▶ **Data for review**:
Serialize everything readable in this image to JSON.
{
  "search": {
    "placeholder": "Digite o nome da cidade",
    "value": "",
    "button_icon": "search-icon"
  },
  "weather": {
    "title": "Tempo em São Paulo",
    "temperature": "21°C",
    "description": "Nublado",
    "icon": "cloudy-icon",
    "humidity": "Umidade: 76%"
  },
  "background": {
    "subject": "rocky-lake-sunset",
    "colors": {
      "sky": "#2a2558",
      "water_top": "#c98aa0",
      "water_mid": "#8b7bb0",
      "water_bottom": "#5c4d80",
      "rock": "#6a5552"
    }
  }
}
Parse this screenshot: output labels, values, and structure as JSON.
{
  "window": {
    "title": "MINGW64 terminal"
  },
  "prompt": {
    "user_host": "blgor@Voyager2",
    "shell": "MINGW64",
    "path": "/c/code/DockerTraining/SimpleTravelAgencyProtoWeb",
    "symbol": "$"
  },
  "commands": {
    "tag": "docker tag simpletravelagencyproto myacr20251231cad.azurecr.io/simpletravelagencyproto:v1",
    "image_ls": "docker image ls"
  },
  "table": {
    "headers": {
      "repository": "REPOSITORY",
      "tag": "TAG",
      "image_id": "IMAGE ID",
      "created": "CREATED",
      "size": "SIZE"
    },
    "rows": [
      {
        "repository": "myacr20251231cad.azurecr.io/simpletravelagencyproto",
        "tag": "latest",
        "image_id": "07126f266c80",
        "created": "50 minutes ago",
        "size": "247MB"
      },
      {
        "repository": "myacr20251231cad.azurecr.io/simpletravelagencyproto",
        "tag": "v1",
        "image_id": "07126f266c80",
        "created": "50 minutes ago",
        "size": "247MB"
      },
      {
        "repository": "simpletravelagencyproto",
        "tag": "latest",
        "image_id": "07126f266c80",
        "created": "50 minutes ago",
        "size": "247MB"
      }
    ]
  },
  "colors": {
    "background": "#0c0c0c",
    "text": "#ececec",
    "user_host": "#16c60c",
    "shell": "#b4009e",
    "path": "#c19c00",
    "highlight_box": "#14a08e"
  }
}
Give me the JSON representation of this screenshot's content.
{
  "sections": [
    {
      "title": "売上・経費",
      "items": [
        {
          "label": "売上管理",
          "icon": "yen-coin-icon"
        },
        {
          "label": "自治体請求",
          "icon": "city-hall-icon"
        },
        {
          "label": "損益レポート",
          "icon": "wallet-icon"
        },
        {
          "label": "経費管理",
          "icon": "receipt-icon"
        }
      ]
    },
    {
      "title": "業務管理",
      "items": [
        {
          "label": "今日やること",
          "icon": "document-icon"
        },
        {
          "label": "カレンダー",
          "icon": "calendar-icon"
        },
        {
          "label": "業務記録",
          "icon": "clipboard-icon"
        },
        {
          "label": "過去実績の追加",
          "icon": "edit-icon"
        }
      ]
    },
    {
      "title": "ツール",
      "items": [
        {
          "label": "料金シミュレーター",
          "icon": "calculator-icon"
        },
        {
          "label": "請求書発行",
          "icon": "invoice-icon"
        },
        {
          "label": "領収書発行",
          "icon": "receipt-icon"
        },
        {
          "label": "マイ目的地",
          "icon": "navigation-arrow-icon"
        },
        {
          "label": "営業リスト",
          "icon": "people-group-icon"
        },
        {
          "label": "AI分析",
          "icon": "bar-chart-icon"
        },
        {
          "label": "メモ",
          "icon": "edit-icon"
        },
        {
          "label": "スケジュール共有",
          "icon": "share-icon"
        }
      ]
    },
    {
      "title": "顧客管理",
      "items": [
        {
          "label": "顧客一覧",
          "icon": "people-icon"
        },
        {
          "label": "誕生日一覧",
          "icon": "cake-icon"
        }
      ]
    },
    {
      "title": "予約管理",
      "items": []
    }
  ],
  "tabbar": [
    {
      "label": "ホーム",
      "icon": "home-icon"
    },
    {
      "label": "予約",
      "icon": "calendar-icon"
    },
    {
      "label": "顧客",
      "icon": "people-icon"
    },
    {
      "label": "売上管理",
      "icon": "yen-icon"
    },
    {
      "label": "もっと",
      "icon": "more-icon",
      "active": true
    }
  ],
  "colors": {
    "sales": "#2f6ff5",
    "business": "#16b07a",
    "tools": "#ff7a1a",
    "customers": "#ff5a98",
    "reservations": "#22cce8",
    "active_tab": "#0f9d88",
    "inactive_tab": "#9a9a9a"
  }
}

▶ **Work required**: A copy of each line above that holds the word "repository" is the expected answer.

▶ **Your solution**:
      "repository": "REPOSITORY",
        "repository": "myacr20251231cad.azurecr.io/simpletravelagencyproto",
        "repository": "myacr20251231cad.azurecr.io/simpletravelagencyproto",
        "repository": "simpletravelagencyproto",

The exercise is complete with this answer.